But as — we hope — the pandemic fades into the background, Sunak and the Tories face choppy economic waters.
Boris Johnson is pinning his hopes on higher wages. A lucky few with a HGV licence and who are willing to endure challenging working conditions will indeed enjoy bumper pay increases.
Yet real, sustained rises in the standard of living require not chronic shortages of labour or material but productivity growth, something at which Britain has performed poorly compared with other major economies since the global financial crisis.
He is right — our immigration policy should be evidence-based and responsive to the needs of the economy, not ideological. Otherwise, shortages in some sectors will simply feed through into higher prices, pushing up inflation.
This will in turn drive up the cost of living and may force the Bank of England to raise interest rates, placing greater pressure on government and household borrowing.
An Ipsos MORI poll for the Standard finds that the Conservatives’ rating for being concerned about people in real need in Britain hit a six-year low. With millions of households losing the £20-a-week pandemic boost in Universal Credit, rising energy bills and a national insurance increase in the pipeline, it is not clear how the Government can turn this around.

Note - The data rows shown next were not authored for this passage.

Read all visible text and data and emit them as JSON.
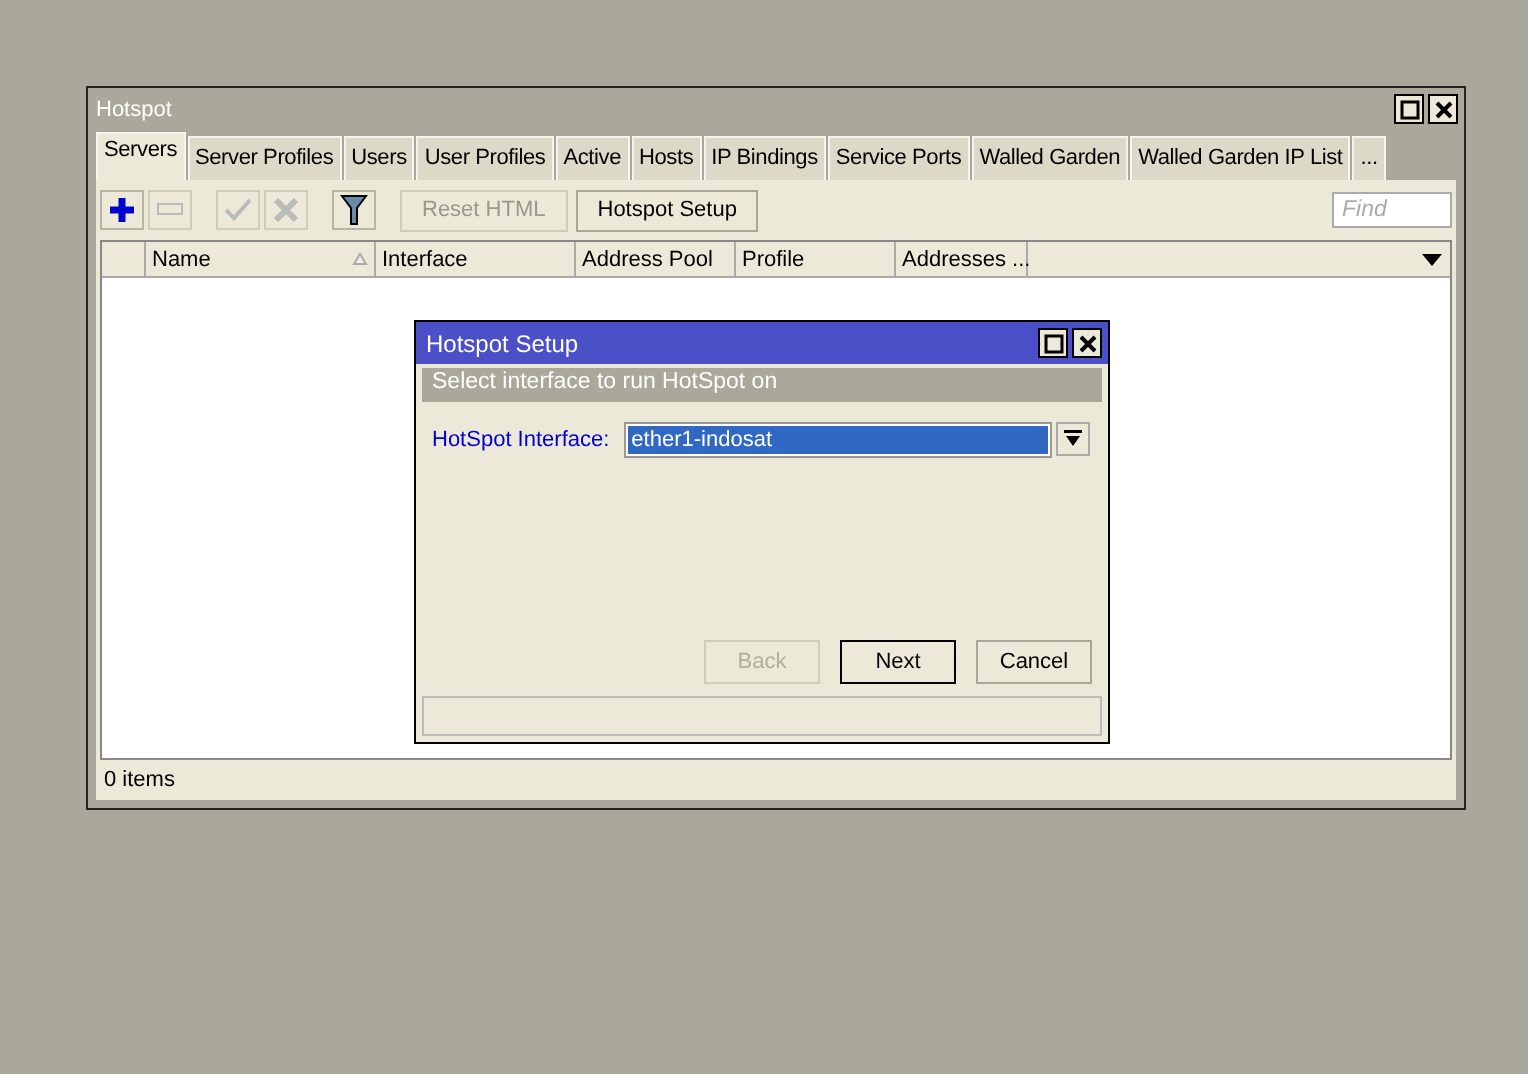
{
  "window": {
    "title": "Hotspot"
  },
  "tabs": [
    {
      "label": "Servers",
      "selected": true
    },
    {
      "label": "Server Profiles",
      "selected": false
    },
    {
      "label": "Users",
      "selected": false
    },
    {
      "label": "User Profiles",
      "selected": false
    },
    {
      "label": "Active",
      "selected": false
    },
    {
      "label": "Hosts",
      "selected": false
    },
    {
      "label": "IP Bindings",
      "selected": false
    },
    {
      "label": "Service Ports",
      "selected": false
    },
    {
      "label": "Walled Garden",
      "selected": false
    },
    {
      "label": "Walled Garden IP List",
      "selected": false
    },
    {
      "label": "...",
      "selected": false
    }
  ],
  "toolbar": {
    "icon_buttons": [
      {
        "kind": "add",
        "disabled": false
      },
      {
        "kind": "remove",
        "disabled": true
      },
      {
        "kind": "enable",
        "disabled": true
      },
      {
        "kind": "disable",
        "disabled": true
      },
      {
        "kind": "filter",
        "disabled": false
      }
    ],
    "text_buttons": [
      {
        "label": "Reset HTML",
        "disabled": true
      },
      {
        "label": "Hotspot Setup",
        "disabled": false
      }
    ],
    "search": {
      "placeholder": "Find"
    }
  },
  "table": {
    "columns": [
      {
        "label": "Name",
        "sorted": true
      },
      {
        "label": "Interface",
        "sorted": false
      },
      {
        "label": "Address Pool",
        "sorted": false
      },
      {
        "label": "Profile",
        "sorted": false
      },
      {
        "label": "Addresses ...",
        "sorted": false
      }
    ]
  },
  "status_bar": "0 items",
  "dialog": {
    "title": "Hotspot Setup",
    "banner": "Select interface to run HotSpot on",
    "field": {
      "label": "HotSpot Interface:",
      "value": "ether1-indosat"
    },
    "buttons": [
      {
        "label": "Back",
        "disabled": true,
        "default": false
      },
      {
        "label": "Next",
        "disabled": false,
        "default": true
      },
      {
        "label": "Cancel",
        "disabled": false,
        "default": false
      }
    ]
  }
}
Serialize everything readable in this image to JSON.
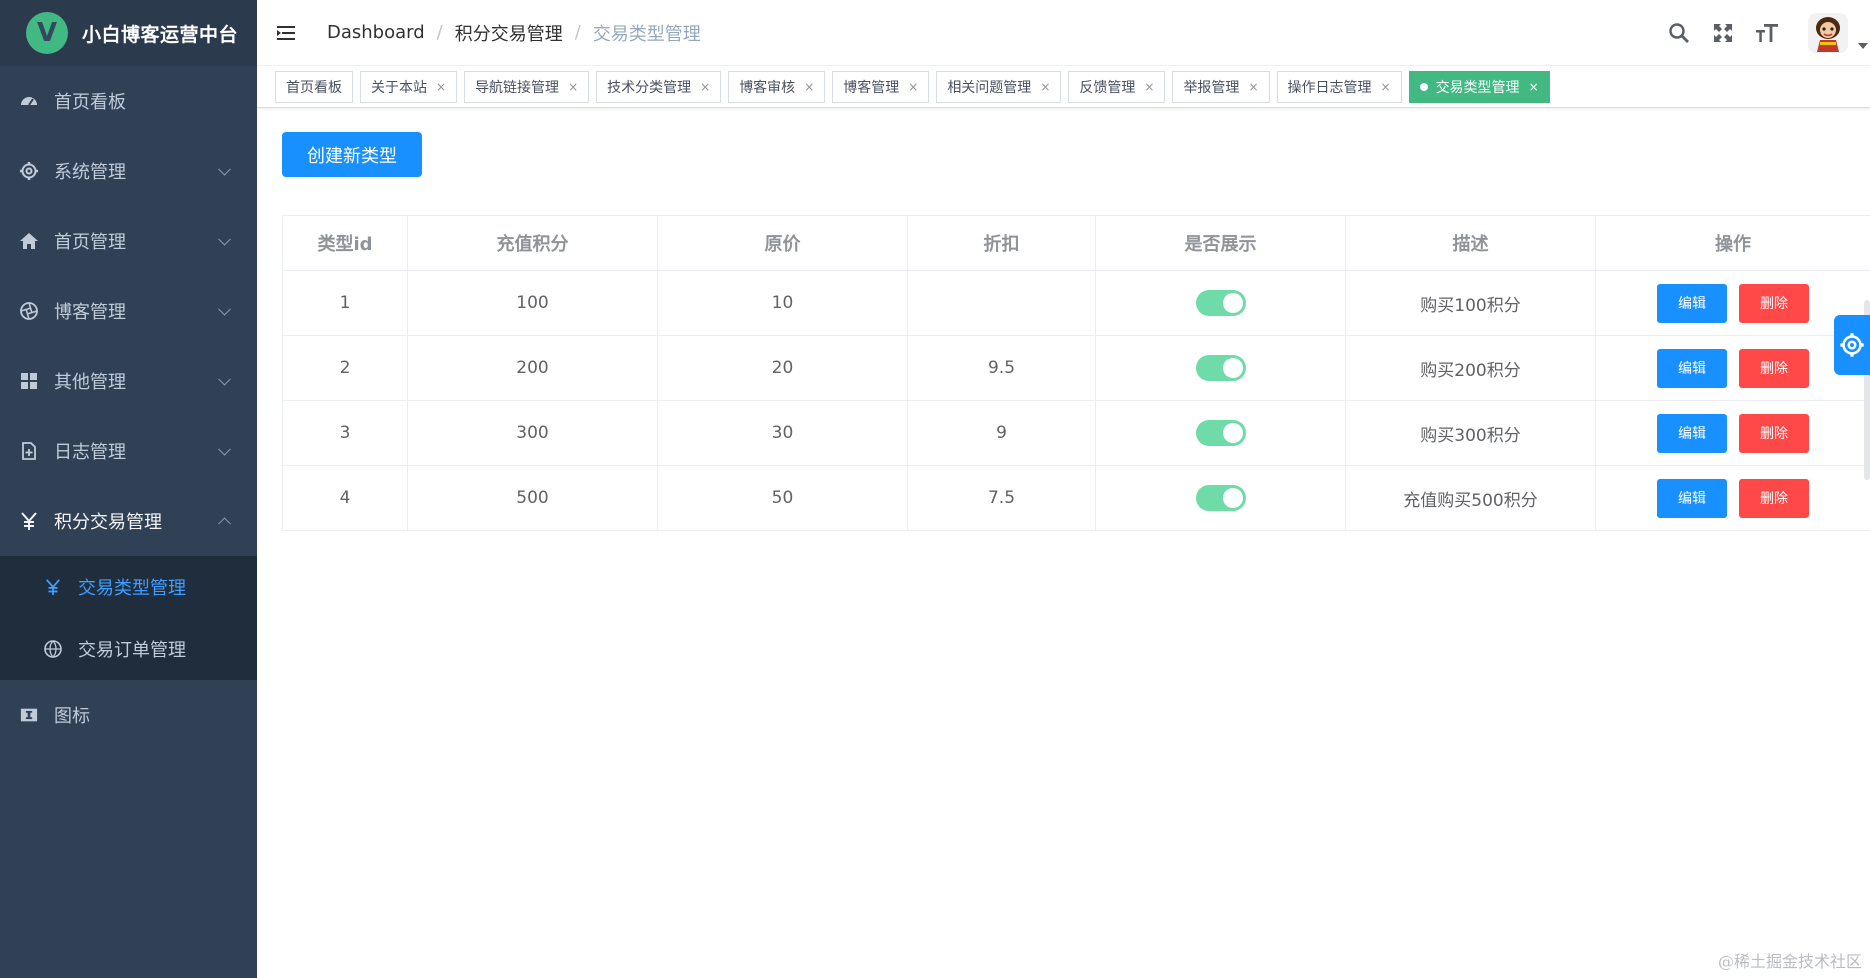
{
  "brand": {
    "logo_letter": "V",
    "title": "小白博客运营中台"
  },
  "sidebar": {
    "items": [
      {
        "label": "首页看板"
      },
      {
        "label": "系统管理"
      },
      {
        "label": "首页管理"
      },
      {
        "label": "博客管理"
      },
      {
        "label": "其他管理"
      },
      {
        "label": "日志管理"
      },
      {
        "label": "积分交易管理"
      }
    ],
    "sub_items": [
      {
        "label": "交易类型管理",
        "active": true
      },
      {
        "label": "交易订单管理"
      }
    ],
    "last_item": {
      "label": "图标"
    }
  },
  "breadcrumb": {
    "items": [
      "Dashboard",
      "积分交易管理",
      "交易类型管理"
    ],
    "separator": "/"
  },
  "tags": [
    {
      "label": "首页看板"
    },
    {
      "label": "关于本站"
    },
    {
      "label": "导航链接管理"
    },
    {
      "label": "技术分类管理"
    },
    {
      "label": "博客审核"
    },
    {
      "label": "博客管理"
    },
    {
      "label": "相关问题管理"
    },
    {
      "label": "反馈管理"
    },
    {
      "label": "举报管理"
    },
    {
      "label": "操作日志管理"
    },
    {
      "label": "交易类型管理",
      "active": true
    }
  ],
  "tag_close": "×",
  "create_button": "创建新类型",
  "table": {
    "headers": [
      "类型id",
      "充值积分",
      "原价",
      "折扣",
      "是否展示",
      "描述",
      "操作"
    ],
    "rows": [
      {
        "id": "1",
        "points": "100",
        "price": "10",
        "discount": "",
        "shown": true,
        "desc": "购买100积分"
      },
      {
        "id": "2",
        "points": "200",
        "price": "20",
        "discount": "9.5",
        "shown": true,
        "desc": "购买200积分"
      },
      {
        "id": "3",
        "points": "300",
        "price": "30",
        "discount": "9",
        "shown": true,
        "desc": "购买300积分"
      },
      {
        "id": "4",
        "points": "500",
        "price": "50",
        "discount": "7.5",
        "shown": true,
        "desc": "充值购买500积分"
      }
    ],
    "edit_label": "编辑",
    "delete_label": "删除"
  },
  "watermark": "@稀土掘金技术社区",
  "colors": {
    "sidebar_bg": "#304156",
    "primary": "#1890ff",
    "danger": "#ff4949",
    "tag_active": "#42b983",
    "switch_on": "#6fdba8"
  },
  "icons": {
    "hamburger": "hamburger-icon",
    "search": "search-icon",
    "fullscreen": "fullscreen-icon",
    "font_size": "font-size-icon",
    "settings": "gear-icon"
  }
}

There are no shortcuts to higher wages and they certainly don’t come from blowing up supermarket supply chains, as one Tory MP suggested. Brexit has not transformed economic theory — it is still the hard graft of productivity gains and economic growth that make for a prosperous nation.